TASK ITEM :: Report all lines in the records that hold the string "subtitle".

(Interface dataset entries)
%%
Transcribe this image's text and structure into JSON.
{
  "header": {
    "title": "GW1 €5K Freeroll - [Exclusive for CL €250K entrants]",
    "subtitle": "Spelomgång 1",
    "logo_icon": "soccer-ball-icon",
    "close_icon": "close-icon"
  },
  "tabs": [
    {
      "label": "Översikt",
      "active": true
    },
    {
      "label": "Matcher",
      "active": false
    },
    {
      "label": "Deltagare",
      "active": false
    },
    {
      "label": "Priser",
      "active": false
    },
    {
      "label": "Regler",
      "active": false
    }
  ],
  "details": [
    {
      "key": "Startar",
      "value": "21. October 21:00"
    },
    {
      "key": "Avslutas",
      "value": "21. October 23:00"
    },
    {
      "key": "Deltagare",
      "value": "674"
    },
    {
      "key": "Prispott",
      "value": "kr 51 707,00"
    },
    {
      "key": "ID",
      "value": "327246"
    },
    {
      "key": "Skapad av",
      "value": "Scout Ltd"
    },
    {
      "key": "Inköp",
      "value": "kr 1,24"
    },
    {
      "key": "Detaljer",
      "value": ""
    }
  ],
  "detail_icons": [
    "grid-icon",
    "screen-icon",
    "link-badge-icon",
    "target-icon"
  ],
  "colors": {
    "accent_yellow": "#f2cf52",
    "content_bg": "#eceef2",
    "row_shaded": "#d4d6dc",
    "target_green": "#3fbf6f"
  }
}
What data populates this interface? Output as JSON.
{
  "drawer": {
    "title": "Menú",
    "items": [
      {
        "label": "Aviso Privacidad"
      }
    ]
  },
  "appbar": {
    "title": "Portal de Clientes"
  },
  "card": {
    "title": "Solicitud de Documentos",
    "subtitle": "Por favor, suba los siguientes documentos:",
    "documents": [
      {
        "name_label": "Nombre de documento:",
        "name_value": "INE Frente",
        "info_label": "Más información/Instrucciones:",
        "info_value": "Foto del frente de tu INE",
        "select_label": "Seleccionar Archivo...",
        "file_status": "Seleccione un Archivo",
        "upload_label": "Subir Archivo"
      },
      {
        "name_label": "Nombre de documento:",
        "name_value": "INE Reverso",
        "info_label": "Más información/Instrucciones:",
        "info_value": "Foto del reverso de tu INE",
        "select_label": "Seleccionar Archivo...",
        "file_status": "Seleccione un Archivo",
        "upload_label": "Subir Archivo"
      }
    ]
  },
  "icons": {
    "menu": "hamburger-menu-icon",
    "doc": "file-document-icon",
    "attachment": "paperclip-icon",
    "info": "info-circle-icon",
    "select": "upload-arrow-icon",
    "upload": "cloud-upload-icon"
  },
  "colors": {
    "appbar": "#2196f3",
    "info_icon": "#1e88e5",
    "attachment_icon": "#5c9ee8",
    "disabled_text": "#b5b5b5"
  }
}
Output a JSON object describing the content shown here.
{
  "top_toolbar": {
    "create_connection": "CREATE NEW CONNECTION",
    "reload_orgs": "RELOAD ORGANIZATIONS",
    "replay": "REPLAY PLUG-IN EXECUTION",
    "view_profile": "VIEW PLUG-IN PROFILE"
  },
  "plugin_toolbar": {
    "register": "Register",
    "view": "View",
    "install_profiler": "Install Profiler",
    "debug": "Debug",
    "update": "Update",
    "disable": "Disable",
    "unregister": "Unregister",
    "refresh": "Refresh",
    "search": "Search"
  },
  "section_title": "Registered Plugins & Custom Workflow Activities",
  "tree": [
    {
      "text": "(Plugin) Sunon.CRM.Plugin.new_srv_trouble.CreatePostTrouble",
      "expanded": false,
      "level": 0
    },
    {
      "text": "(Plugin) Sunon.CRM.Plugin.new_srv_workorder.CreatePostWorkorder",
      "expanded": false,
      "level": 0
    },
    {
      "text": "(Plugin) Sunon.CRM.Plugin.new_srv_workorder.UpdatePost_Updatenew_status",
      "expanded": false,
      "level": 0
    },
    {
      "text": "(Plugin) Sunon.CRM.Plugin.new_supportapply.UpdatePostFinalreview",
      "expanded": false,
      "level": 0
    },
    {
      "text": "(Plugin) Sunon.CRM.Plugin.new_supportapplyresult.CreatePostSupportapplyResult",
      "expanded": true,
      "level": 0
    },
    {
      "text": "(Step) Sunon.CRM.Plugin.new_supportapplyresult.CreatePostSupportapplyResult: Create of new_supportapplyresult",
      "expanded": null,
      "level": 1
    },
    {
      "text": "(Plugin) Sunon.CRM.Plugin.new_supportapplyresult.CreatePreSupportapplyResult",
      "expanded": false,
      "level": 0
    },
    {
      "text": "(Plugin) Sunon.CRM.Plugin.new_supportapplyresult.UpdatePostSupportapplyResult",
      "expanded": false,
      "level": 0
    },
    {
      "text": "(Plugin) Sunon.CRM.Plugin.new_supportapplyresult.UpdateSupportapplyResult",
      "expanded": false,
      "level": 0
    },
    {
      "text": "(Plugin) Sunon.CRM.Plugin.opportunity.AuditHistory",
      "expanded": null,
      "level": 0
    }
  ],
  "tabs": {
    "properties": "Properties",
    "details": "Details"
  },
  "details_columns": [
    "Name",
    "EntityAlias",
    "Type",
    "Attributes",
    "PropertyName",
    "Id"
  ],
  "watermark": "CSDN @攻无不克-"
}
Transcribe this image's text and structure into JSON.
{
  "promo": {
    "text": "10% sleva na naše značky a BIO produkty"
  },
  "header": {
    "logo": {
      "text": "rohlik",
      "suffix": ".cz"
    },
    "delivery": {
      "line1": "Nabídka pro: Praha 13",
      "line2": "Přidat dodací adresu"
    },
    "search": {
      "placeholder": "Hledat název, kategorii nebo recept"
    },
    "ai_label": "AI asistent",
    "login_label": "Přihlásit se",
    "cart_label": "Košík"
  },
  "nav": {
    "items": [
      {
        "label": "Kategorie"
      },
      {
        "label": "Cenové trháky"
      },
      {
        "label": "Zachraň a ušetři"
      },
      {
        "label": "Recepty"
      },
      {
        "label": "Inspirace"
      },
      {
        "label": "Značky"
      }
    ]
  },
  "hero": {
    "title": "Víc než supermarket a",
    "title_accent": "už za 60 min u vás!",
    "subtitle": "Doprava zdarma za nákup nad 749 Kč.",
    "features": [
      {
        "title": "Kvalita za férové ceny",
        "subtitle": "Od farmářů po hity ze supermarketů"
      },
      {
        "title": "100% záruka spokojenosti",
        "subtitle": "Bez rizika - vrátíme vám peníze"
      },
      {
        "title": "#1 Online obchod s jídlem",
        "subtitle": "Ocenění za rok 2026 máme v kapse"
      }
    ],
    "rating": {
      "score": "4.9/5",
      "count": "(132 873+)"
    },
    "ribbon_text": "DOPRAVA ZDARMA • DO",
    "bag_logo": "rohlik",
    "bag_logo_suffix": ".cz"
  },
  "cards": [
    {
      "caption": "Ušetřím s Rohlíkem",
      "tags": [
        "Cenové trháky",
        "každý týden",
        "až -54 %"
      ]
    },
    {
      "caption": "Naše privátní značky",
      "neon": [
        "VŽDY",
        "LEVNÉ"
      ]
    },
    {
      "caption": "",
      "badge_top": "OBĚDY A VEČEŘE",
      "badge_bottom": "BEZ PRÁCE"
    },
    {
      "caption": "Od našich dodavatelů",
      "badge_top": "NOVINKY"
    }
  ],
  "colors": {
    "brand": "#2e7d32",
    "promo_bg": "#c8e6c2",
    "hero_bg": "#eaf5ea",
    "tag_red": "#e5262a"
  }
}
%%
RESULT OF THIS TASK ::
    "subtitle": "Spelomgång 1",
    "subtitle": "Por favor, suba los siguientes documentos:",
    "subtitle": "Doprava zdarma za nákup nad 749 Kč.",
        "subtitle": "Od farmářů po hity ze supermarketů"
        "subtitle": "Bez rizika - vrátíme vám peníze"
        "subtitle": "Ocenění za rok 2026 máme v kapse"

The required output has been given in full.